In this qualitative study, I examined the experiences of second-generation, Chinese American women who are between the ages of 20 and 30. In particular, I examined the experiences of these women with cultural stereotypes and parental expectations. A sample of 39 women completed surveys. Five of these women also participated in interviews, which served as the basis for detailed biographies focusing on (1) the women's views of existing stereotypes and parental expectations and (2) the effects of those stereotypes and parental expectations on their lives. Most of the participants described compelling stereotypes they have encountered in the dominant culture including the “model minority” stereotype as well as gender-specific stereotypes such as the perception that Asian women are exotic, sexual toys. Daughters described their parents as expecting them to attain financial security, practice filial piety, marry acceptable men, and be thin and feminine. Daughters who are the oldest children in the family also described expectations that they should care for their younger siblings and help their parents navigate the English-speaking world. In addition, the participants expressed mixed feelings about the stereotypes and parental expectations. Building upon the surveys and the interviews, questions and directions regarding future research are proposed.

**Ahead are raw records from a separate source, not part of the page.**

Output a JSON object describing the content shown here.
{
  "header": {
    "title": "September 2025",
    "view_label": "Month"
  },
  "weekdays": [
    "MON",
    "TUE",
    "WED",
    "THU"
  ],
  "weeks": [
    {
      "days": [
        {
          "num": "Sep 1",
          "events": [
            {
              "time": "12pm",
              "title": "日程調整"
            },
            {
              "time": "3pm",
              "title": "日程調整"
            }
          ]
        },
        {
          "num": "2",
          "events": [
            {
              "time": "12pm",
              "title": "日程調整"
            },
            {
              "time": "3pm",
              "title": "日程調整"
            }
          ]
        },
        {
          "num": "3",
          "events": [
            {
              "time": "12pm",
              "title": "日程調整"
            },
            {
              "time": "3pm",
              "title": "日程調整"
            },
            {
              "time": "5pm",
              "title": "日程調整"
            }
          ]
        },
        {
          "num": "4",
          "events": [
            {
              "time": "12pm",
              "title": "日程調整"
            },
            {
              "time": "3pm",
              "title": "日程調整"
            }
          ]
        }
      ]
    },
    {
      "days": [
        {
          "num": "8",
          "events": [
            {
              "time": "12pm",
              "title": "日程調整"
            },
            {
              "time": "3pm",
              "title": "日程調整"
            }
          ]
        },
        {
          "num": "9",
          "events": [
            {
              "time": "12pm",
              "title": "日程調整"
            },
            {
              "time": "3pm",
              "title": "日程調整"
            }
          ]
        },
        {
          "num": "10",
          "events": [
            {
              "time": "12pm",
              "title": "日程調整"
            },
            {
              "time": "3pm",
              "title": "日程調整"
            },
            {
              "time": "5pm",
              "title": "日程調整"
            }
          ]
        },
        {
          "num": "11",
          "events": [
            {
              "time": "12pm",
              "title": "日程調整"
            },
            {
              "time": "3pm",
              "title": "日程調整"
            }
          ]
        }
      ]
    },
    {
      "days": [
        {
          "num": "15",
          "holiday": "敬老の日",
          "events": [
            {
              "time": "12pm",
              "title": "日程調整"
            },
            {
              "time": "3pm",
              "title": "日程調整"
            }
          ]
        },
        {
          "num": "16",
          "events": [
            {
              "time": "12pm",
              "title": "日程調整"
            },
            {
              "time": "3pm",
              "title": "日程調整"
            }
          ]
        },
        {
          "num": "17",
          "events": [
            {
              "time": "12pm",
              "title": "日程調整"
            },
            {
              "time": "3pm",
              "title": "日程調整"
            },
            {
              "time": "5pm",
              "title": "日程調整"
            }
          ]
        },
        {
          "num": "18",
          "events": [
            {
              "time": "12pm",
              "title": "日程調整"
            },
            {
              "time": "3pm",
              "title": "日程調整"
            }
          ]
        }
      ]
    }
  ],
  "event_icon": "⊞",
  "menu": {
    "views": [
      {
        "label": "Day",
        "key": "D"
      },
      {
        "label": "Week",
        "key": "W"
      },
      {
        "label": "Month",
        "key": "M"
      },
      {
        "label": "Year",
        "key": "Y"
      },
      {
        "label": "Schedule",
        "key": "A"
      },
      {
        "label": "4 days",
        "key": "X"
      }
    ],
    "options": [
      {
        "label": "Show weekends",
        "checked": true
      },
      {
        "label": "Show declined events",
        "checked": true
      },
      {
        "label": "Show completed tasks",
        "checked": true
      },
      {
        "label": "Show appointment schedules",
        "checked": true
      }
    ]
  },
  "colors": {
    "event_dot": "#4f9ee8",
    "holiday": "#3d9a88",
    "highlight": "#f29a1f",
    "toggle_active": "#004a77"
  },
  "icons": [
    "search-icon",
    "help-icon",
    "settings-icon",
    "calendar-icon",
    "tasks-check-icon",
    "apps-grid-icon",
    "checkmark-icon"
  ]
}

Psychotherapy|Minority & ethnic groups|Sociology|Womens studies
Wong, Frieda, "Experiences of successful second -generation Chinese American women with cultural stereotypes and parental expectations" (2003). Doctoral Dissertations Available from Proquest. AAI3110567.